example the Tines who are dog like animals who have human or greater than human intelligence when gathered in packs; they are intelligent, pack animals that live on a close-in feudal world. Many individuals make up a personality. They don’t have hands but use their jaws and paws together in a coordinated way to get things done.
The Skroderiders who are plant-like creatures who become intelligent when paired with carts that some being had created for them billions of years ago
and beings of nearly god-like intelligence created by evolving computer networks, and more.
He also comes up with interesting astronomy by splitting the galaxy up into zones in which physics is differentiated, so that it's possible for certain creatures to travel at beyond light speed and become advanced, and for others to be trapped in zones of slowness (like Earth).
The entertainment to cost ratio of this book is enormous. It is long, it is well written, it gets you thinking when you put it down, and it makes you want to re-read it.
There are innumerable civilizations, which rise, change, and become extinct over millions and billions of years. Moreover, some of these close to the core discover space travel, and gradually "transcend" as they are able to travel farther from the core.
The narrative and realization of this concept is not bad but nothing special. There is a basic good adventure story, but it is wordy and sometimes a bit immature.
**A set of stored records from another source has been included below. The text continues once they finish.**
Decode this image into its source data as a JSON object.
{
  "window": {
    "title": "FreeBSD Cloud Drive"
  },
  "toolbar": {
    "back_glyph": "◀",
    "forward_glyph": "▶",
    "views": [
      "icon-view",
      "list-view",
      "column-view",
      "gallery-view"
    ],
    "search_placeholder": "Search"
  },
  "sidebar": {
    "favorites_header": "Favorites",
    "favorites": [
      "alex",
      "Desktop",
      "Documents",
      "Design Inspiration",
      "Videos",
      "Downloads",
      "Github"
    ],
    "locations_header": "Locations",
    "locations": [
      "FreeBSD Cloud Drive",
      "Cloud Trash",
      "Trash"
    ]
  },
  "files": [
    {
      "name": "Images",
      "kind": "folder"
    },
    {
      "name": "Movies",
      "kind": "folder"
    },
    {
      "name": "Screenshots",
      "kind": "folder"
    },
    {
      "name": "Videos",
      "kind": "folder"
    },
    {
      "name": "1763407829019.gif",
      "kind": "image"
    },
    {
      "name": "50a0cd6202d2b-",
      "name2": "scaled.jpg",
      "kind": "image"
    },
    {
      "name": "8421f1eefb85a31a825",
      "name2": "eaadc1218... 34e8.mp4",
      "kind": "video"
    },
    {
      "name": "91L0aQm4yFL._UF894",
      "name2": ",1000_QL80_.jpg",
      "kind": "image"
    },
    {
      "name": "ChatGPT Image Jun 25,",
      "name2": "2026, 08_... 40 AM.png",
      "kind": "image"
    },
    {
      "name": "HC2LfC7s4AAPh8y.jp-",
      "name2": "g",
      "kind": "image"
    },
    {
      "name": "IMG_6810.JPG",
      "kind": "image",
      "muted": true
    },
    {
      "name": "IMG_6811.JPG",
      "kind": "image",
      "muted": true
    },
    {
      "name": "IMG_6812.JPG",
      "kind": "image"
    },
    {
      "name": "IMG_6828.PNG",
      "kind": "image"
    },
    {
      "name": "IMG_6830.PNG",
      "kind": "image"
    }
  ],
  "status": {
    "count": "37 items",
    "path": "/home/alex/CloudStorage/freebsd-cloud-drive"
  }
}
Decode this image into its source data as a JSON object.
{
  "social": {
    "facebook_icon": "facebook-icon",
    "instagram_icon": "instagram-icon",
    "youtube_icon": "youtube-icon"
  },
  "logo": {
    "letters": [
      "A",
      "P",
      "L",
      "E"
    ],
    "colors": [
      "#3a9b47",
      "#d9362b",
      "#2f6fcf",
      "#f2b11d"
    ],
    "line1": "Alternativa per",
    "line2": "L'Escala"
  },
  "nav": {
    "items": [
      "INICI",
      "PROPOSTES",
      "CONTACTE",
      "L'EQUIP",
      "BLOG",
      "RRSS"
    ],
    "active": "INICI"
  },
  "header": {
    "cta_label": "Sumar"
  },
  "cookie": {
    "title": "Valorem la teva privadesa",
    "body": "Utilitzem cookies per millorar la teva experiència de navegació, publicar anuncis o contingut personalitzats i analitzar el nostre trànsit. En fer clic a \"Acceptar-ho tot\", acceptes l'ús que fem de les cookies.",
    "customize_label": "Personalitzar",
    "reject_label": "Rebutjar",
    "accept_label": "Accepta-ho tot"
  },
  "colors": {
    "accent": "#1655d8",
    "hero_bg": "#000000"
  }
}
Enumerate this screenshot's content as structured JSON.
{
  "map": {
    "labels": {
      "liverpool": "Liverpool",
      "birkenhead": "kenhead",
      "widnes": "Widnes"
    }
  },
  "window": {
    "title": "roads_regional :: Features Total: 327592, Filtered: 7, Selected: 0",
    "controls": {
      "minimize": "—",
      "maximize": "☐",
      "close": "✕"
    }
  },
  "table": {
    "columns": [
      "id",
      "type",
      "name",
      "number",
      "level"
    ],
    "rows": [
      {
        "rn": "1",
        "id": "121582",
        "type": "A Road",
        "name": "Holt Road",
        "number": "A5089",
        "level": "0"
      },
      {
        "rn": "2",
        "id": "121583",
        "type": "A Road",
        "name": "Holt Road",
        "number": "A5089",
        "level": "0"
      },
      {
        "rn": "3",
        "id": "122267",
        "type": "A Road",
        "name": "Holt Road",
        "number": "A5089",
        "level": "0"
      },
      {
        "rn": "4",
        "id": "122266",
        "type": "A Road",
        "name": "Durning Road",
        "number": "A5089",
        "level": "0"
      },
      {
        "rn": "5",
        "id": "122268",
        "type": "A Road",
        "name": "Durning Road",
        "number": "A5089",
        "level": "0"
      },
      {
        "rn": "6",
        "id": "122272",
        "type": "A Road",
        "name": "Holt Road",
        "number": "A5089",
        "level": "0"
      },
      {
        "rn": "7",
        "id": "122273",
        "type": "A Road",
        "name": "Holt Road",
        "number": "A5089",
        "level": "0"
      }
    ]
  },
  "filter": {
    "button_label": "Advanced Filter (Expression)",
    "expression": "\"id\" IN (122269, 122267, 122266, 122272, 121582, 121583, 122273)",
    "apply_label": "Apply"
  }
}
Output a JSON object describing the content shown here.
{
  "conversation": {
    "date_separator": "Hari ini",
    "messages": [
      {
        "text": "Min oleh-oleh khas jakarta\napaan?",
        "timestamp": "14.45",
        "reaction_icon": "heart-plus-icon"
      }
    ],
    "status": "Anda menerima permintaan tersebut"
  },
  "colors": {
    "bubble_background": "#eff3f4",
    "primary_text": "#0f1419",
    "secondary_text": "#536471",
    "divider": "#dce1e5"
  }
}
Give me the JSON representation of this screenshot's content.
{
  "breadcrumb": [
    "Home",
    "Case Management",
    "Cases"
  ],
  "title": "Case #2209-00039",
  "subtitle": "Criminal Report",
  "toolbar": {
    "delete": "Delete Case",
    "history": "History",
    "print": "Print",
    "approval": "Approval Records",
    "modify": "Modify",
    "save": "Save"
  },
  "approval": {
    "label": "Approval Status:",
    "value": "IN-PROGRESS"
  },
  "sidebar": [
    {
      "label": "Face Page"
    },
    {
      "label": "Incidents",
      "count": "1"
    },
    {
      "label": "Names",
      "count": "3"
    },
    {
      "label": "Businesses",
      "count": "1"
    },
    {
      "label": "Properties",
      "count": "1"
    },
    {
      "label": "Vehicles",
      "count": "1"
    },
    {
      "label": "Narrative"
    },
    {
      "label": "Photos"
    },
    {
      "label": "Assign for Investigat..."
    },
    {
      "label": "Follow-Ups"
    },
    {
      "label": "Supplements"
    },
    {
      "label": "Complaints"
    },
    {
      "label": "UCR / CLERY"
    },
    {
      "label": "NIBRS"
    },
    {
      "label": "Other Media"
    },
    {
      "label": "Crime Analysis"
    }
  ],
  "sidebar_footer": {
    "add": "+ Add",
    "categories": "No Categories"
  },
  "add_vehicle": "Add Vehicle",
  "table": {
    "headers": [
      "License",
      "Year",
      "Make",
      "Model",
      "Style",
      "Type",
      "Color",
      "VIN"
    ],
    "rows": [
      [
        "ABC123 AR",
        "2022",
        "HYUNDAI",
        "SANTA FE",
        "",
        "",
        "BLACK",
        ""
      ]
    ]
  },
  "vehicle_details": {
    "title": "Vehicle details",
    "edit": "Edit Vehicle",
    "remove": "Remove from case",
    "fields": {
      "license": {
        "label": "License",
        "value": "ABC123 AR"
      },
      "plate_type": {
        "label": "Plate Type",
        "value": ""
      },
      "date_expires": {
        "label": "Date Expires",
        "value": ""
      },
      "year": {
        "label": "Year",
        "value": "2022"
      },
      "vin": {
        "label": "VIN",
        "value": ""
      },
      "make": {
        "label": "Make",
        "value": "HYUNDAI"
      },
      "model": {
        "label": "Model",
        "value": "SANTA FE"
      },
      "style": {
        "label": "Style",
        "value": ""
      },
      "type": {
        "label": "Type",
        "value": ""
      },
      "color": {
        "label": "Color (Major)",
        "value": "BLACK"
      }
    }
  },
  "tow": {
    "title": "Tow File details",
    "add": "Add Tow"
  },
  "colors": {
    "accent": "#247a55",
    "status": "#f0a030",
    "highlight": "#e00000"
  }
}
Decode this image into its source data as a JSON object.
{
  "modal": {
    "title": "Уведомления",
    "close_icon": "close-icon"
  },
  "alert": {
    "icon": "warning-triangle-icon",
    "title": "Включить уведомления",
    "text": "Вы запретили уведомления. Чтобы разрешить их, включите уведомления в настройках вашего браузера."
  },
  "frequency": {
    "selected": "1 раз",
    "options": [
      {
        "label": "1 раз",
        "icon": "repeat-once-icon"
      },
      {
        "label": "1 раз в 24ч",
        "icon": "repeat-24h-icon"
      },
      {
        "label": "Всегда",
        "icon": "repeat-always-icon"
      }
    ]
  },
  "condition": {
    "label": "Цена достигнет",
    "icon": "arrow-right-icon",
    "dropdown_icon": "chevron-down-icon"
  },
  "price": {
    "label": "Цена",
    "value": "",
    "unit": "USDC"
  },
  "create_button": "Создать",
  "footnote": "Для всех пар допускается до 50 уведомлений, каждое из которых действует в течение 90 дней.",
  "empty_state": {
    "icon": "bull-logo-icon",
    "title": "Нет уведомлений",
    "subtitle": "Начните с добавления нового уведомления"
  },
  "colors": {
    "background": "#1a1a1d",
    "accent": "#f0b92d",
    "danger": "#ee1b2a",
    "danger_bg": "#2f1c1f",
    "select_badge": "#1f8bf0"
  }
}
It's a long book, and I skipped over entire pages.
Also, the book falls down sometimes on the creation of alien species, especially the dog-like race at the center of much of the action.
But the concept still comes through. If Fire Upon the Deep were well-written, and all the alien species well thought-out, this would be one of the great sci-fi novels of all time.
Top reviews from other countries
But I'm glad I persisted as the world described has a huge amount of variety and is truly immersive in a way I've not really come across before. You really do feel like you start to understand this huge universe of different cultures, people and aliens that are all existing, trading and fighting their way through the millienia even as more powerful intelligences carry on in planes of existence beyond our level of intelligence. And then you're whipped down to specific worlds where you follow individual characters as they live their more mundane lives and fight their own microscopic battles amongst their own people. And then it all somehow all comes together as the story reaches its climax and conclusion. It's truly an impressive work.
I've now started the prequel which describes some events earlier in the history of this universe.
I love Peter F Hamilton books and I struggle to find anything as good but I enjoyed this as much as those.
I struggled to get my head around the main race (the Tines) and once I understood the concept, I reread some chapters again, so that they made more sense.
Great characters, great story. I'm going to find another book by Vernor Vinge
Aside from the basic errors made by the publisher this book is great, galaxy spanning space opera at its very best and unlike most of the novels released these days it tells a complete self contained story without being split into 6 or more parts.